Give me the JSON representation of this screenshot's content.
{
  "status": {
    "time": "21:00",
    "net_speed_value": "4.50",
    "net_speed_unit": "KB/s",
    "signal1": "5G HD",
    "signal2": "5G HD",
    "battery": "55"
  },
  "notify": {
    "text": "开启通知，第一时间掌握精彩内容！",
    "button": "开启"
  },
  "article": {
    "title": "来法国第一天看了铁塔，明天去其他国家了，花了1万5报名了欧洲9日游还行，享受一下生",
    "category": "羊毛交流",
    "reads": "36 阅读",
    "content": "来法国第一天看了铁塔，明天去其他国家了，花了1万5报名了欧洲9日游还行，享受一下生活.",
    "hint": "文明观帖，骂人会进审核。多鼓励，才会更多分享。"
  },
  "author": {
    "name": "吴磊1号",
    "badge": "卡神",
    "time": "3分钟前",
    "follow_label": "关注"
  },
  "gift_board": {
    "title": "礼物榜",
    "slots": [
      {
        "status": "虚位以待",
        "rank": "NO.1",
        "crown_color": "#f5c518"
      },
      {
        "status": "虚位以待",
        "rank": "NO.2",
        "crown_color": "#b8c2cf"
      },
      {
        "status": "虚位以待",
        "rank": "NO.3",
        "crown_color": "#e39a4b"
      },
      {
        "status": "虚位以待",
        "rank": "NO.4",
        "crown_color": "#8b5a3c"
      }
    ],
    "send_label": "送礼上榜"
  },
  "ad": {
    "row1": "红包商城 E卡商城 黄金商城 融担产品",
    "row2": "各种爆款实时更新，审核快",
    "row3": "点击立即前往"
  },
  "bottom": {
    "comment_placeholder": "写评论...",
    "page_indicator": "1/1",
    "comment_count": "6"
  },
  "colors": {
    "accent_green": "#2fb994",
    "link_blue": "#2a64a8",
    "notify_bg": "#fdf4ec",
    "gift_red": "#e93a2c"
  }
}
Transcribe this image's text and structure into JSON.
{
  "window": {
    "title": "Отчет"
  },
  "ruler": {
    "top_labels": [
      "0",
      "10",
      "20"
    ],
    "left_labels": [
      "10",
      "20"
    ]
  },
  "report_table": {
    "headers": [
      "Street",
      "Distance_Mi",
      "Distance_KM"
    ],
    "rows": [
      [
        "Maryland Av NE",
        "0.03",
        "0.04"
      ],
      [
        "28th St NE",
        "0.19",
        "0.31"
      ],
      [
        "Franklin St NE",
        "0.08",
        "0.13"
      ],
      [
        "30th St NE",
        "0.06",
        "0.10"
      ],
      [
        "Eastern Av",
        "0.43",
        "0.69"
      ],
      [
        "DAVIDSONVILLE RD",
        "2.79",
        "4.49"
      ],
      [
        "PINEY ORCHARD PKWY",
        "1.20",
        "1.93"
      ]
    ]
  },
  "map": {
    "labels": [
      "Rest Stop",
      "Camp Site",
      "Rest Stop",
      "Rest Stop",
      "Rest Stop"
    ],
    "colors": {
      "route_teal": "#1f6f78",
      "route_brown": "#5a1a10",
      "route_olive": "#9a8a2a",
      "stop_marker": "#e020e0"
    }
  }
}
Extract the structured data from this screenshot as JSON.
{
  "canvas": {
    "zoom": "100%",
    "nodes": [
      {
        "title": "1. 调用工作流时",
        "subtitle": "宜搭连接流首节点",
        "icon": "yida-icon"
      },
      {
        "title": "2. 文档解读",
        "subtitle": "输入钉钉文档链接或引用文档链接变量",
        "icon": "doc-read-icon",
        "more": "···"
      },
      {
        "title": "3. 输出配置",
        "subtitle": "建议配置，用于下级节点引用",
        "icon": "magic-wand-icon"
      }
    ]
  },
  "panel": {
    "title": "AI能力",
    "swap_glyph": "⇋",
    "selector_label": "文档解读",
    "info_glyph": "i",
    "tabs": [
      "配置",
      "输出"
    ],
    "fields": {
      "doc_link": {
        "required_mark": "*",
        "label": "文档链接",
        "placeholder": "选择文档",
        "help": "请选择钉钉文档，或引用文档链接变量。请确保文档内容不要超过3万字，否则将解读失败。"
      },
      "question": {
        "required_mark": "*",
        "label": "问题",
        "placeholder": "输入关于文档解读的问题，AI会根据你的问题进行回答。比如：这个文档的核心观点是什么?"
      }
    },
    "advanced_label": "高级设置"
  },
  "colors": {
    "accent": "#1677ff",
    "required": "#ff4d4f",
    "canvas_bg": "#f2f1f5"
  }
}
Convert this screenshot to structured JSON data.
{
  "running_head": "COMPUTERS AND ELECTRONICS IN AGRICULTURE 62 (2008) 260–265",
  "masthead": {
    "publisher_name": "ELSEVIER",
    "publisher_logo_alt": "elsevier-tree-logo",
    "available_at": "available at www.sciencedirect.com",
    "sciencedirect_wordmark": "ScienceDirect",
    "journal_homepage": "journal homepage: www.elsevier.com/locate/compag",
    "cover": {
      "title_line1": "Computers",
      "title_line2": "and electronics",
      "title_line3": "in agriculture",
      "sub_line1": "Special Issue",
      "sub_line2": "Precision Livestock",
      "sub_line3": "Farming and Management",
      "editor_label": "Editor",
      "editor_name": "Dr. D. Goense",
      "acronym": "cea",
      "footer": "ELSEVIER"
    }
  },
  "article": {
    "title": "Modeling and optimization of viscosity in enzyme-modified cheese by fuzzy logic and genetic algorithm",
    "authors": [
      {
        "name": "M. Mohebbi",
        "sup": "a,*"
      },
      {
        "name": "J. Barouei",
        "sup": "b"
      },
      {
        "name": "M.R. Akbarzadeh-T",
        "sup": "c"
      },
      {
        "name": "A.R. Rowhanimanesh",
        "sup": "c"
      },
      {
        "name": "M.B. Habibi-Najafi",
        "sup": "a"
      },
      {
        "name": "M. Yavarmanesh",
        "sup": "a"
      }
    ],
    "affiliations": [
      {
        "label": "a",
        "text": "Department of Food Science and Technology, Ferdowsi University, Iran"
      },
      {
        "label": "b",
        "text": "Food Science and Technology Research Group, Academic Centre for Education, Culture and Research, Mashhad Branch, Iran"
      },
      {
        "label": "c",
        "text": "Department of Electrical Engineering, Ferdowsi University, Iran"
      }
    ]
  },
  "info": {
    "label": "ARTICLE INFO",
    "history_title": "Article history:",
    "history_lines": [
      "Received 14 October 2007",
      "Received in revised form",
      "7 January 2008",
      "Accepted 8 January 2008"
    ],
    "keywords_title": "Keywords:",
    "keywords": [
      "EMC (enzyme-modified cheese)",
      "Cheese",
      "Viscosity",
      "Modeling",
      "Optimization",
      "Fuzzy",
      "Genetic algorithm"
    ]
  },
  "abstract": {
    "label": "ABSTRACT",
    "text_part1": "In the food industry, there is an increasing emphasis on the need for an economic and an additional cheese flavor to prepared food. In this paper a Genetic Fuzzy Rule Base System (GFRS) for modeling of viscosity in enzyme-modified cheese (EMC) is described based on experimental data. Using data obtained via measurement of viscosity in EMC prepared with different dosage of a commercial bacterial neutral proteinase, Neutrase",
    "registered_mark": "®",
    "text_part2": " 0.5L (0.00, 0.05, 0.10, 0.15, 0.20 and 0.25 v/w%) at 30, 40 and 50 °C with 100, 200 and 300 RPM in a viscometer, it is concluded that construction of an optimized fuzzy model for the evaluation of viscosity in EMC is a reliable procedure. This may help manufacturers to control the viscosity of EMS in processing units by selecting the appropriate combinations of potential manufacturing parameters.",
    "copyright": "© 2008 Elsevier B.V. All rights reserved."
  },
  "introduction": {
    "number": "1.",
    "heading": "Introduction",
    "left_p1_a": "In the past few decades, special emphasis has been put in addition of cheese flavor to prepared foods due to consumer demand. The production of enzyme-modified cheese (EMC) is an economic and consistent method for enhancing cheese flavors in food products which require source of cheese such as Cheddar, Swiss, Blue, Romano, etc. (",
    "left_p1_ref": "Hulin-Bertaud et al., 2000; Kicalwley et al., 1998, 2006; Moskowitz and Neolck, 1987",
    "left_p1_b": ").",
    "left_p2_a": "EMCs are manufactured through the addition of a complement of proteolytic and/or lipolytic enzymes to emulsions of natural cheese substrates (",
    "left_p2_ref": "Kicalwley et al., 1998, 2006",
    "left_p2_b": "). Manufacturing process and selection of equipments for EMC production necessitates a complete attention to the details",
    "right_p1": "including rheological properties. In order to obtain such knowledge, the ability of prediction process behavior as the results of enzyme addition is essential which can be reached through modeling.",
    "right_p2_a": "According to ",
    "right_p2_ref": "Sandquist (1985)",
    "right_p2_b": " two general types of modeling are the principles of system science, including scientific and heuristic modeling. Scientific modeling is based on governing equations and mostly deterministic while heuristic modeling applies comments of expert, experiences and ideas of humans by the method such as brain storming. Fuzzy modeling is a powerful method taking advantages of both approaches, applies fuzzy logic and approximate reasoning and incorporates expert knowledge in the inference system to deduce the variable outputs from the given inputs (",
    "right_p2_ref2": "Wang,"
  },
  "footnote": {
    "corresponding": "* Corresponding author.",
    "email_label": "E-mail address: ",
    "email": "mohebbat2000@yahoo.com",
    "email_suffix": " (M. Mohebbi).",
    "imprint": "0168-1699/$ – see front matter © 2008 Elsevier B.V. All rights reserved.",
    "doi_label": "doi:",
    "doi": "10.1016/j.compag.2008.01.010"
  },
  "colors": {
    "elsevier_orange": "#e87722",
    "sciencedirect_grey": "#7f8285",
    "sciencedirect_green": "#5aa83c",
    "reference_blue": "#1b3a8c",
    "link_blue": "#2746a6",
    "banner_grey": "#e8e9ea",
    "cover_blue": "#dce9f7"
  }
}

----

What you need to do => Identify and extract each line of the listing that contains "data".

Written solution =>
Extract the structured data from this screenshot as JSON.
Convert this screenshot to structured JSON data.
    "text_part1": "In the food industry, there is an increasing emphasis on the need for an economic and an additional cheese flavor to prepared food. In this paper a Genetic Fuzzy Rule Base System (GFRS) for modeling of viscosity in enzyme-modified cheese (EMC) is described based on experimental data. Using data obtained via measurement of viscosity in EMC prepared with different dosage of a commercial bacterial neutral proteinase, Neutrase",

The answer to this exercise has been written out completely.